It appears that the important rail link between France and Italy will remain unusable until at least the summer of 2024. In August this year, a landslide in the Maurienne valley caused its closure. Around 10,000 cubic meters of rock fell due to heavy rains. It led to the temporary closure of the Fréjus tunnel, a vital transport artery, which remains closed due to ongoing maintenance.
The French government had estimated the line would reopen in two months, but now says repairs will take longer.
With the ski season and Christmas holidays in both European countries, the transalpine line was an essential means of transport for visitors. As the train will not run during the winter, travelers will have to choose between plane and car.
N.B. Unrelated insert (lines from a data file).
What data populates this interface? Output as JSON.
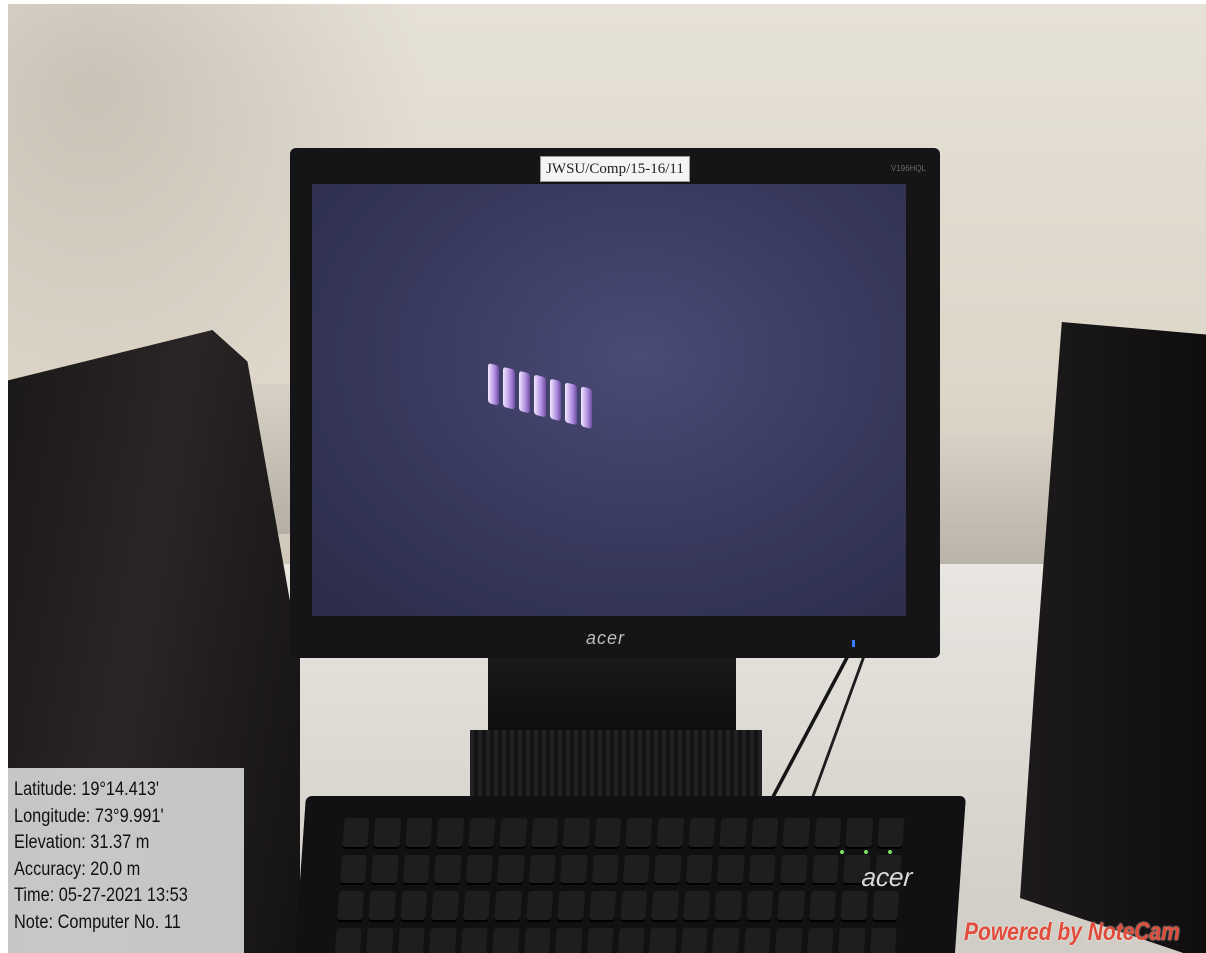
{
  "monitor": {
    "asset_tag": "JWSU/Comp/15-16/11",
    "brand": "acer",
    "model": "V196HQL"
  },
  "keyboard": {
    "brand": "acer"
  },
  "geotag": {
    "latitude": "Latitude: 19°14.413'",
    "longitude": "Longitude: 73°9.991'",
    "elevation": "Elevation: 31.37 m",
    "accuracy": "Accuracy: 20.0 m",
    "time": "Time: 05-27-2021 13:53",
    "note": "Note: Computer No. 11"
  },
  "watermark": "Powered by NoteCam"
}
As a result, local authorities are sounding the alarm about increasing carbon emissions from the expected increase in automobile traffic and air travel.
François Ravier, regional director of French railway company SNCF in Savoie, recently told the press that he hoped to complete the work by summer 2024. However, it is possible that service could be disrupted until September.
How has the closure of the railway tunnel between Italy and France affected tourism?
The ongoing closure of the Fréjus rail tunnel has a significant impact on rail services. Freight trains and the TGV line which normally connects Paris and Milan are also affected.
According to the Lyon-Turin Transalpine Railway Commission, this will require “long and costly diversions through Switzerland”.
“Switch to the vehicle for medium-distance excursions and to the plane for long distances,” the committee recommends to travelers, as France tries to reduce domestic flights.
Paris-Milan is already one of the busiest European air routes, so Spanish low-cost airline Volotea will offer a more frequent service on this route.
Motorists can expect additional traffic on the ring road around Turin and on the route between Maurienne and Susa Valley.
The closure of the Mont Blanc road tunnel for repairs from October 16 to December 18 could also cause delays in the run-up to the end-of-year holidays.